April 14, 2022 · 1 min read
It’s no surprise that Amazon Web Services (AWS) powers many industry-leading companies. It provides on-demand access to infrastructure and frees up time to focus on feature development and product growth. Gone are the days of manually replacing broken servers and upgrading machines yourself; hello, increased security, automatic server maintenance, and lower costs.
Yet these costs come with caveats, a16z’s Sarah Wang and Martin Casado write extensively about in their report on the “trillion-dollar paradox” of cloud. Most saliently, Wang and Casado point out the classic paradox in which the cloud delivers on its promise early in a company’s journey, but that “the pressure it puts on margins can start to outweigh the benefits, as a company scales and growth slows.”
A16z estimated that for large-scale operations, cloud costs can double a company's infrastructure bill. The analysis contextualized the magnitude of cloud spend as a percentage of the total cost of revenue (COR), and estimated that Palantir's cloud spend made up 38% of its COR, and Asana's cloud spend made up 63%, for example.
Dropbox saved a total of $75m by moving off of the cloud in an infrastructure optimization overhaul that took place in the two years leading up to their IPO. Gross margins increased from 33% to 67% between 2015 and 2017, which the company primarily credited to infrastructure optimization and an increase in revenue.
Mature companies eventually will have to contend with infrastructure choices made in earlier, high-growth stages. As a16z points out of the cloud paradox, not having to worry about infrastructure management to focus on feature development is a blessing, though optimization becomes higher-priority with maturity. As it was in the case of Dropbox, meaningfully cost-optimizing the same infrastructure that enabled the company’s initial success can take years later on down the line.
While companies like Dropbox, CrowdStrike, and Zscaler explored cost-optimization options that involved moving off of AWS and back to on-premise data centers, it is possible to save as much as 57% through optimizing AWS spend with the likes of AWS Savings Plans and Reserved Instances.
These discounts are underutilized by most companies because of cloud pricing, which has become so complex to the point that there are companies with multi-billion dollar valuations, like Turbonomic’s (acquired for $2B by IBM), born out of the problem of the complexity of cloud management.
Conventionally, CIOs at the helm of an organization’s IT spending could advantage of these discounts through close and careful collaboration with finance and engineering departments. Organizations have to forecast money to commit upfront, growth trajectory, and compute resources for the next three years, by months and quarters. If an organization can pull off the dance of coordinating between finance and engineering, it is possible to achieve 50% savings every year on its AWS bill.

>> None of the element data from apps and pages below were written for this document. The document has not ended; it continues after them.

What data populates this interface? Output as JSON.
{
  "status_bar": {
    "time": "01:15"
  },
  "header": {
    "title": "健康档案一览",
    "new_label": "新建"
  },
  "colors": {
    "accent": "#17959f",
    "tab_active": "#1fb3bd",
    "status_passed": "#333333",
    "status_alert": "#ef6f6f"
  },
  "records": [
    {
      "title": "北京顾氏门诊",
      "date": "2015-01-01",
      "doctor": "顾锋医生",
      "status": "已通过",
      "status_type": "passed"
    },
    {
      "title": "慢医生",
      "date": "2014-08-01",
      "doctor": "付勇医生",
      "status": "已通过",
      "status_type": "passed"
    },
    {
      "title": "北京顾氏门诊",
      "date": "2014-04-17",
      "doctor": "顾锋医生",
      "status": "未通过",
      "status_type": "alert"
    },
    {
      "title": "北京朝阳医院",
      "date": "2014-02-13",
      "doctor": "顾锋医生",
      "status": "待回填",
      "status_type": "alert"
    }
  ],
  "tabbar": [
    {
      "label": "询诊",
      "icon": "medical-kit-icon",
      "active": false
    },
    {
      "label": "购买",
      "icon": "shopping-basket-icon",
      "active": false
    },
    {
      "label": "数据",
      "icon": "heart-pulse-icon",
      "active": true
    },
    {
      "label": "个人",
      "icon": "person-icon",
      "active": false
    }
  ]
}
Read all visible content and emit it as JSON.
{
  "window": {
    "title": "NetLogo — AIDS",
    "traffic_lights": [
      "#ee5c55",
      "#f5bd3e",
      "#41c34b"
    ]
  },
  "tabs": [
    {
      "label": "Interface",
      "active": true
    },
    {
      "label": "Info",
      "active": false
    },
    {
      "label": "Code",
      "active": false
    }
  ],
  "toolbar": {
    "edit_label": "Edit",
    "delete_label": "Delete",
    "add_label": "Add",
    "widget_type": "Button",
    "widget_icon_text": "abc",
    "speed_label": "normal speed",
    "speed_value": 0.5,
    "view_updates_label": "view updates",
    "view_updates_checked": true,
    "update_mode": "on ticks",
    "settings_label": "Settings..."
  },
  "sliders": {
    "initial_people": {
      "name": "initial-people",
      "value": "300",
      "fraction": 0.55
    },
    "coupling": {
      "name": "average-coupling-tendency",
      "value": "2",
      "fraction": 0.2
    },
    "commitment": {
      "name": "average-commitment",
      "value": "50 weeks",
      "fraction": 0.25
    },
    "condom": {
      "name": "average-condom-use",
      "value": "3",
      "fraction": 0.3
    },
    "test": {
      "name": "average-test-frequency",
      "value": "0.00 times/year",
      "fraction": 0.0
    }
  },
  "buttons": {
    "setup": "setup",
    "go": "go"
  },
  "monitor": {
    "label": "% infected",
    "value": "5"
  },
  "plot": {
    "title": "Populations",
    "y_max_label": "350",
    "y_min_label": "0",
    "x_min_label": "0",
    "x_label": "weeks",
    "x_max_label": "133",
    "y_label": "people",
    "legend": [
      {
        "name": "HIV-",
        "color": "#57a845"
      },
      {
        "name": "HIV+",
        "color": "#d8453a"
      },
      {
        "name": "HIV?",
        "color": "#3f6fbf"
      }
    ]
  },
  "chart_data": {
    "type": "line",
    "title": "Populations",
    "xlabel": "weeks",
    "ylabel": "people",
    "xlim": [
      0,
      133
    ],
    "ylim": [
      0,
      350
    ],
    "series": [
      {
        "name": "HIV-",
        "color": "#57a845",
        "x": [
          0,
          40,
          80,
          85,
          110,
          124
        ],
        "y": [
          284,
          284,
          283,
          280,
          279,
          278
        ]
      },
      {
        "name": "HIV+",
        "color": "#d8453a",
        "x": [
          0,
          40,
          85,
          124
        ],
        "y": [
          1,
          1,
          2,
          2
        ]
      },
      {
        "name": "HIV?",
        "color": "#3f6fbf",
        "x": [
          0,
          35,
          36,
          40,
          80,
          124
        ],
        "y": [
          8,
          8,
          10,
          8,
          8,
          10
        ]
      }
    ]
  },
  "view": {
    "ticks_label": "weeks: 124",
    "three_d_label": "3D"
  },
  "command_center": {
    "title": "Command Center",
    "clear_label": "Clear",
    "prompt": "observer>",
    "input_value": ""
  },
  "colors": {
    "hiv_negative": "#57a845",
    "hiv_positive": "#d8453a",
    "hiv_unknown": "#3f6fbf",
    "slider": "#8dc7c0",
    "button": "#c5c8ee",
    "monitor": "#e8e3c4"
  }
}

For CIOs to engage with business partners more effectively, they must "put technology aside and focus on their internal and external customers," as Miriam McLemore, Enterprise Strategist at AWS writes.
Additionally, there are billions of different pricing scenarios for customers, so finding the right balance within a given billing mode’s options, across at least 200 instances, between Reserved Instances and Savings Plan, is no trivial task.
Making the most of your AWS savings can be a daunting task, but with a little bit of know-how, you can get started on the right foot. One of the best ways to save on AWS is to optimize your workloads. Take a look at your current applications and see where you can reduce the number of servers you’re using, or where you can use more cost-effective instances.
For example, spot instances can be a great way to save money on compute power, and hybrid and burstable instances can help you save on storage costs.
Another key area to focus on is your data. Reducing the amount of data you store can go a long way towards reducing your AWS bill. You can also optimize your data transfer and storage costs by using Amazon S3 Glacier, which offers extremely low-cost storage for infrequently accessed data. Further, using reserved instances can be a great way to save on AWS. By committing to a certain instance type for a year or more, businesses can get discounted rates on instances.
Finally, make sure you are taking advantage of all the available tools and services that AWS has to offer. Services like Amazon EC2 Auto Scaling can help you optimize your workloads and save money on AWS.
By following these simple tips, you can get started on the path to optimizing your AWS savings.
Copywriting and editing by Jessica Zhou
Kaveh is the Founder and CEO of www.usage.ai